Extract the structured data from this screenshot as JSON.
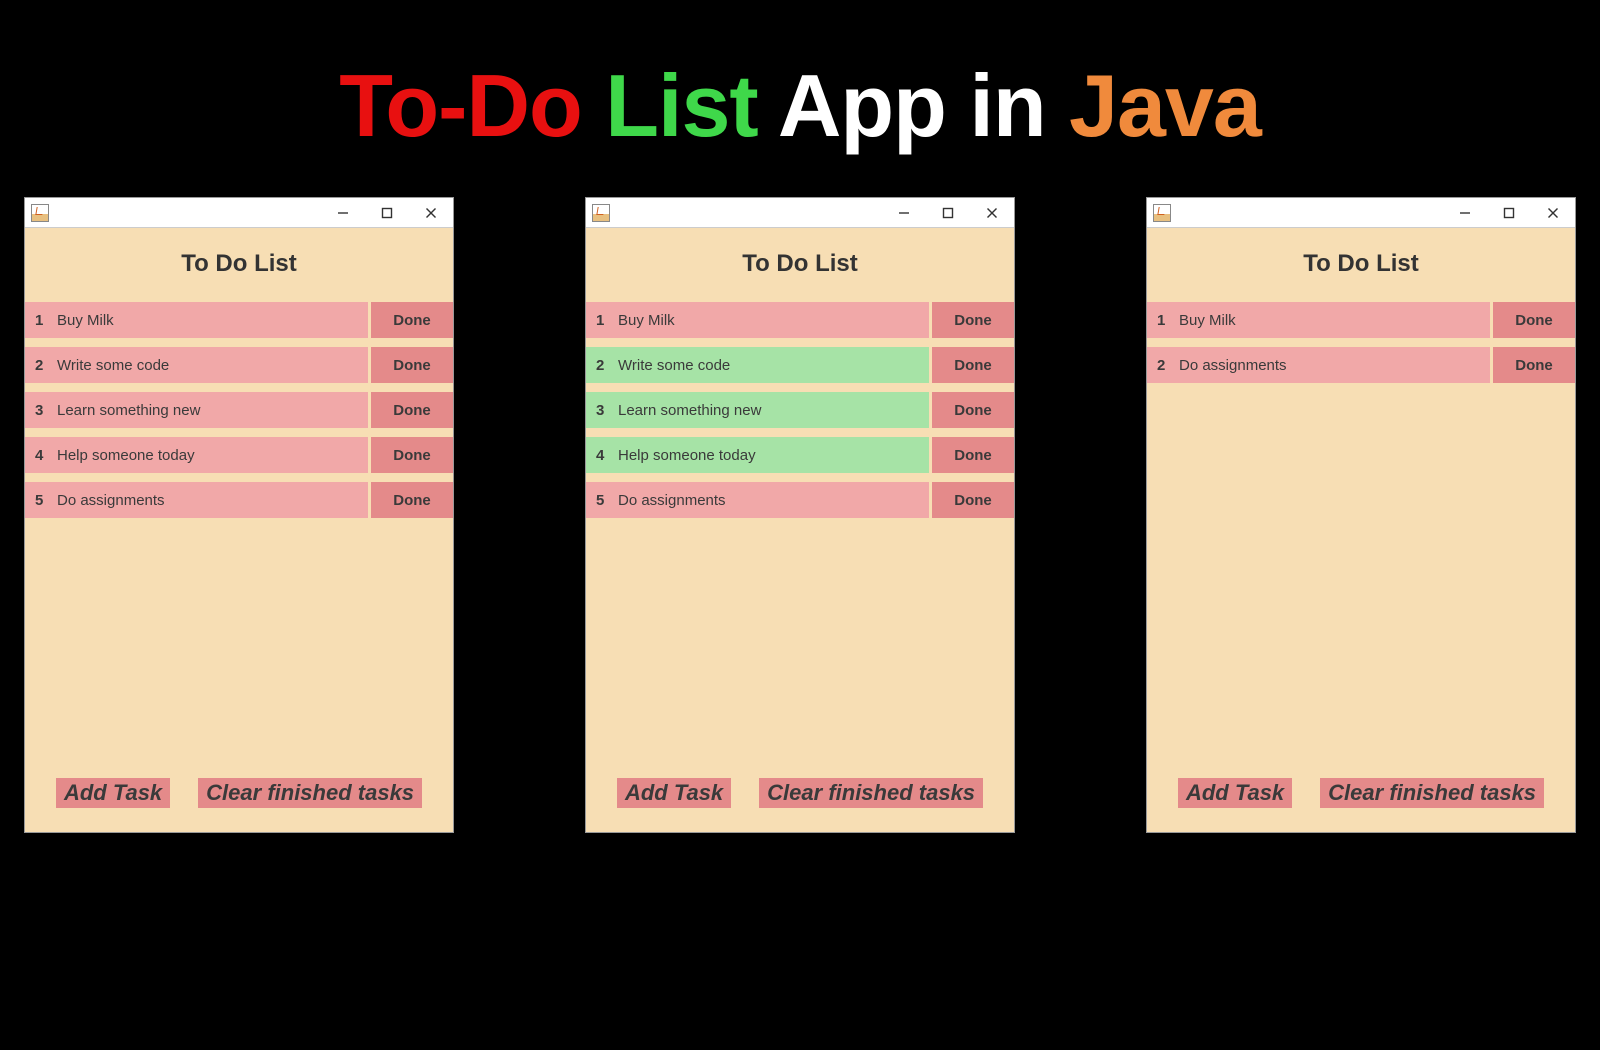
{
  "banner": {
    "parts": [
      {
        "text": "To-Do",
        "color": "#e81010"
      },
      {
        "text": " ",
        "color": "#000"
      },
      {
        "text": "List",
        "color": "#3fd84a"
      },
      {
        "text": " App in ",
        "color": "#ffffff"
      },
      {
        "text": "Java",
        "color": "#f08a3c"
      }
    ]
  },
  "common": {
    "app_title": "To Do List",
    "done_label": "Done",
    "add_task_label": "Add Task",
    "clear_label": "Clear finished tasks"
  },
  "windows": [
    {
      "tasks": [
        {
          "num": "1",
          "text": "Buy Milk",
          "state": "pink"
        },
        {
          "num": "2",
          "text": "Write some code",
          "state": "pink"
        },
        {
          "num": "3",
          "text": "Learn something new",
          "state": "pink"
        },
        {
          "num": "4",
          "text": "Help someone today",
          "state": "pink"
        },
        {
          "num": "5",
          "text": "Do assignments",
          "state": "pink"
        }
      ]
    },
    {
      "tasks": [
        {
          "num": "1",
          "text": "Buy Milk",
          "state": "pink"
        },
        {
          "num": "2",
          "text": "Write some code",
          "state": "green"
        },
        {
          "num": "3",
          "text": "Learn something new",
          "state": "green"
        },
        {
          "num": "4",
          "text": "Help someone today",
          "state": "green"
        },
        {
          "num": "5",
          "text": "Do assignments",
          "state": "pink"
        }
      ]
    },
    {
      "tasks": [
        {
          "num": "1",
          "text": "Buy Milk",
          "state": "pink"
        },
        {
          "num": "2",
          "text": "Do assignments",
          "state": "pink"
        }
      ]
    }
  ]
}
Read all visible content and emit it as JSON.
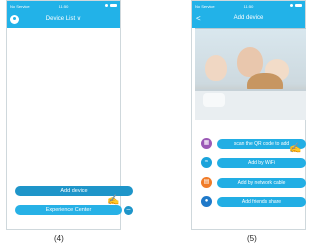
{
  "screen4": {
    "status": {
      "carrier": "No Service",
      "time": "11:50"
    },
    "nav": {
      "title": "Device List ∨"
    },
    "buttons": {
      "add": "Add device",
      "experience": "Experience Center"
    },
    "caption": "(4)"
  },
  "screen5": {
    "status": {
      "carrier": "No Service",
      "time": "11:50"
    },
    "nav": {
      "back": "<",
      "title": "Add device"
    },
    "options": [
      {
        "icon": "qr-code-icon",
        "label": "scan the QR code to add"
      },
      {
        "icon": "wifi-icon",
        "label": "Add by WiFi"
      },
      {
        "icon": "network-cable-icon",
        "label": "Add by network cable"
      },
      {
        "icon": "friends-share-icon",
        "label": "Add friends share"
      }
    ],
    "caption": "(5)"
  },
  "colors": {
    "primary": "#22b2e8",
    "button": "#1e95c9",
    "annotation": "#d43a3a"
  }
}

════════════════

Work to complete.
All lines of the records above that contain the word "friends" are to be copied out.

Task solution.
        "icon": "friends-share-icon",
        "label": "Add friends share"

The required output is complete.